Characterized by violent fits of coughing that may cause a person to breathe very deep resulting in a whooping sound, this is how the respiratory illness got its unique name.

"We haven’t had an outbreak of this size with this range of ages in different schools since about 2012," Leahy said.

There have been six confirmed cases of whooping cough in Missoula, the patients ranging from preschool age to teenagers. And one patient had to be hospitalized.

So let’s get more into the details of what whooping cough really is.

Also called pertussis, whooping cough is a respiratory disease caused by a bacterium called Bordetella pertussis. Whooping cough can be especially dangerous in babies. Complications from whooping cough more commonly seen in babies include pneumonia, convulsions, slowed or stopped breathing and even encephalopathy (disease of the brain). Recently, a baby in Orange County unfortunately died of whooping cough.

What’s tricky about whooping cough is earlier symptoms are usually just cold-like symptoms (so you may not know you even have it). Later-stage symptoms may cause vomiting and exhaustion due to the extreme coughing fits. In bad cases, the coughing fits may last up to 10 weeks. In China, whooping cough is actually called the “100 day cough.”

Pertussis or whooping cough has been given many names over the centuries. It was first recognized in the Middle Ages and since then various epidemics have been described. Jules Bordet and Octave Gengou isolated Bordetella pertussis, a causative agent for whooping cough, in Paris more than 100 years ago, which created an excellent opportunity to invent a vaccine,” reports the National Institutes of Health (NIH).

Medical practitioners started developing vaccines in the 1930s, and the vaccine started becoming widely used in the 1940s.

So one of the most effective ways to prevent whooping cough is by being vaccinated, however, being vaccinated does not provide 100 percent protection from a disease.

Furthermore, changes made to whooping cough vaccines may be one of the reasons why the United States has seen more whooping cough outbreaks over the past couple of years or so. According to this 2015 report, “The recent outbreaks of whooping cough in the United States may be due, in part, to a change made two decades ago to vaccine ingredients, a new study finds.”

“When pertussis circulates in the community, there is a chance that a fully vaccinated person, of any age, can catch this disease. If you have gotten the pertussis vaccine but still get sick, the infection is usually not as bad,” according to the news report discussing the outbreak in Missoula.
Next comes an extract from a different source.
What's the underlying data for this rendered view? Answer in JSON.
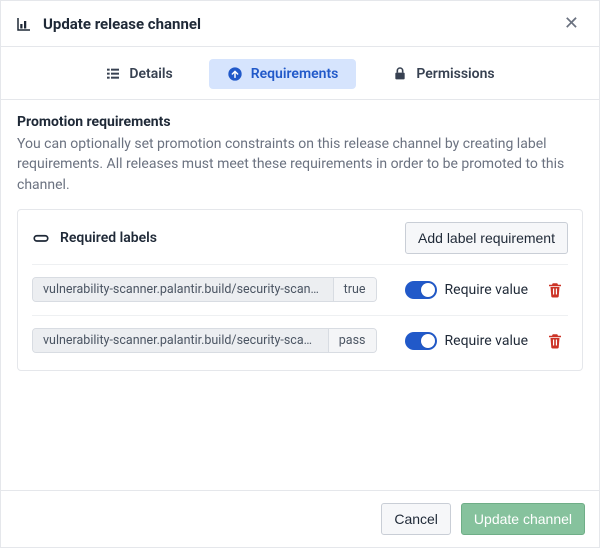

So we cannot solely rely on vaccinations (although they are important). We have to be proactive.

Ways you can be proactive (including ways to recover if you catch whooping cough):

  • If you contract whooping cough, you will likely be given antibiotics. Antibiotics may shorten the amount of time someone is contagious. Be sure to complete your antibiotics, do not share them and know what your body needs nutritionally when taking antibiotics. You can read all about this here.
  • Whooping cough is spread much like the flu, from tiny droplets when people sneeze. So be a regular handwasher, wipe down your keyboards and protect your immune system by getting the right amounts of certain vitamins and minerals. Click here for immune system-boosting nutrients.
  • Don’t ignore your cough or your child’s. Remember, whooping cough often mimics the symptoms of the common cold. We recently discussed why it is important to not ignore your cough. Whooping cough could be another reason why you don’t want to ignore your cough.
  • Get regular nutrient testing. To help your body ward off illness, it is imperative to be nutritionally balanced. If a nutrient test reveals you have too little or not enough of a certain vitamin or mineral, a competent healthcare professional can work with you on making the necessary dietary changes and recommend quality supplements if you need them.
  • Get vaccinated. This is really the most effective way to prevent whooping cough even though we need to look at preventing it from a holistic approach. At your next physical, ask your doctor if you need a whooping cough booster shot. Vaccinations do not necessarily last a lifetime.


Don’t let whooping cough take the air out of you!


Enjoy your healthy life!


The pH professional health care team includes recognized experts from a variety of health care and related disciplines, including physicians, attorneys, nutritionists, nurses and certified fitness instructors. This team also includes the members of the pH Medical Advisory Board, which constantly monitors all pH programs, products and services. To learn more about the pH Medical Advisory Board, click here.


Related Products

Minerals - The Forgotten Nutrient: Your Secret Weapon for Getting and Staying Healthy